"Survival of the Wettest"
(C, BB, Ho, LL, VV, S, A, D, M) Light Christian worldview with bravery, self-sacrifice, helping other people, and a Christian character who prays to God for safety and survivors borrow crucifix necklace from Christian woman to get out of one scrape, plus brief mention of a male character’s onshore homosexual relationship, which apparently has broken up; four light obscenities, one SOB, four or five strong profanities by unpleasant character, and six light exclamatory profanities; some strong violence includes large wave turns boat upside down, ocean water knocks people off their feet, woman falls to her death, two men fall to their deaths, explosions, people drown, many passengers are crushed and burned but the camera does not dwell on their injuries, boy in danger several times, people electrocuted, and images of corpses but not in a extremely graphic manner; no sex scenes, but young adults kiss and brief mention of a male character’s homosexual relationship; no nudity, but female cleavage; drinking; smoking; and, gambling and man makes another man fall to his death in order to save his life.
POSEIDON is a remake of the 1970s B-movie classic that takes itself more seriously than its predecessor but fails to create suspense or sympathetic characters. There is little foul language and an example of self-sacrifice, but the catastrophe aboard a ship may be too intense for young viewers.
POSEIDON, a remake of the 1970s B-movie classic, takes itself more seriously than its predecessor but fails to create true suspense or sympathetic characters. Of course, the campy fun is also gone, which will leave audiences checking their watches.
The Poseidon is a well-appointed cruise ship filled with wealthy revelers celebrating New Year’s Eve. Kurt Russell plays Robert Ramsey, a former fireman and New York City mayor who is treating his daughter (Emmy Rossum from 2004’s THE PHANTOM OF THE OPERA) and her boyfriend to a vacation. Josh Lucas, of this winter’s GLORY ROAD, plays a card shark who travels on cruises to bilk rich men out of their money at the poker table. The cast is filled out with Richard Dreyfuss and a handful of young actresses and children.
No time is wasted getting to the meat of the movie. A gigantic wave hits the ship and overturns it. Many passengers are killed in the chaos of tumbling furniture and explosions, although a few survivors are left in the ballroom, which is sealed off from the water. The poker shark realizes he must escape the ship before every room is flooded.

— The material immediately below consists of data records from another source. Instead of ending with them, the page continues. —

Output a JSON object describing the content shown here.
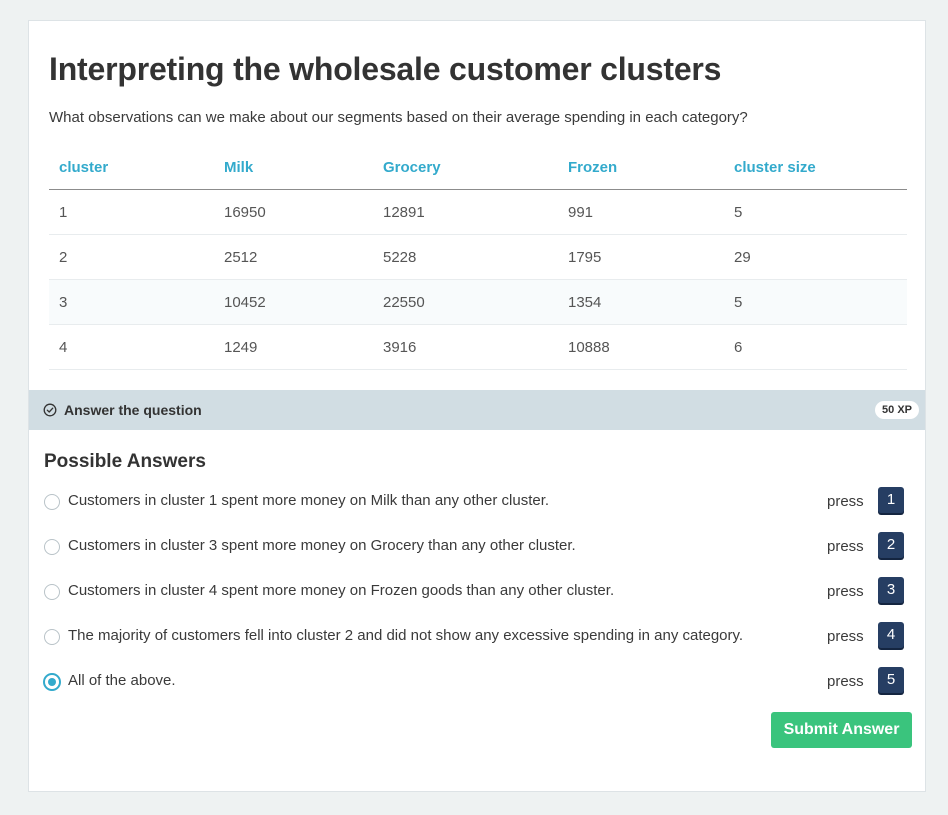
{
  "exercise": {
    "title": "Interpreting the wholesale customer clusters",
    "question": "What observations can we make about our segments based on their average spending in each category?"
  },
  "table": {
    "headers": [
      "cluster",
      "Milk",
      "Grocery",
      "Frozen",
      "cluster size"
    ],
    "rows": [
      [
        "1",
        "16950",
        "12891",
        "991",
        "5"
      ],
      [
        "2",
        "2512",
        "5228",
        "1795",
        "29"
      ],
      [
        "3",
        "10452",
        "22550",
        "1354",
        "5"
      ],
      [
        "4",
        "1249",
        "3916",
        "10888",
        "6"
      ]
    ]
  },
  "answer_bar": {
    "label": "Answer the question",
    "xp": "50 XP",
    "icon": "check-circle-icon"
  },
  "answers": {
    "heading": "Possible Answers",
    "press_label": "press",
    "selected_index": 4,
    "options": [
      {
        "text": "Customers in cluster 1 spent more money on Milk than any other cluster.",
        "key": "1"
      },
      {
        "text": "Customers in cluster 3 spent more money on Grocery than any other cluster.",
        "key": "2"
      },
      {
        "text": "Customers in cluster 4 spent more money on Frozen goods than any other cluster.",
        "key": "3"
      },
      {
        "text": "The majority of customers fell into cluster 2 and did not show any excessive spending in any category.",
        "key": "4"
      },
      {
        "text": "All of the above.",
        "key": "5"
      }
    ]
  },
  "submit": {
    "label": "Submit Answer"
  },
  "colors": {
    "accent": "#33aacc",
    "key_badge": "#263e63",
    "submit": "#3ac47d",
    "answer_bar": "#d1dde3"
  }
}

A small group bravely follows behind him. With the water rising steadily and the ship falling apart, they make their way through a maze of traps and dead-ends.
A few tense moments spring up. Some of the better ones involve an empty elevator shaft, a room on fire and crossing the boat’s large lobby, but just as many scenes fall flat – especially the lengthy, predictable sequence inside an air duct. (Claustrophobes, stay away!) The acting and script are more wooden than one expects even from a summer action movie, which makes it difficult to care about the characters. When one of the movie’s heroes died, I found myself shrugging. POSEIDON can’t ratchet up enough drama.
Some positive elements are included, however. Two parents in the group are dedicated to their children’s safety, including one who sacrifices himself for his child. The group as a whole looks out for one another, even when it would be easier to forge ahead by themselves. Thus, a selflessness grows between them. Furthermore, one of the minor characters is a Christian who prays to God at least once. A crucifix around her neck plays an important role in helping the people get out of one scrape. Finally, the movie clocks in at only 89 minutes, which is far shorter than most big budget disaster movies and is a gesture appreciated by the audience.
Ultimately, POSEIDON is boring and fares especially poorly when compared to another May movie, MISSION IMPOSSIBLE 3, which some might consider mindless but is certainly fun to watch.
POSEIDON is a remake of the 1970s B-movie classic. It takes itself more seriously than its predecessor but fails to create suspense or sympathetic characters. The movie gets to the action quickly. A rogue wave overturns a luxurious cruise ship, and a daring group of eight decides to find their own escape instead of trusting the captain. The group includes a former fireman played by Kurt Russell, a card shark, a mother and her preteen son, and a newly engaged couple. With the water rising steadily and the ship falling apart, they must make their way through a maze of traps and dead-ends. A few tense moments spring up in POSEIDON, but just as many scenes fall flat, especially the predictable sequence inside an air duct. The acting and script are wooden. This makes it difficult to relate to the characters. There are some positive elements, like the father who sacrifices himself for the group's safety. Also, the group as a whole acts selflessly, even when it would be easier to go it alone. Ultimately, however, POSEIDON is boring and fares poorly when compared to another May movie, MISSION: IMPOSSIBLE III.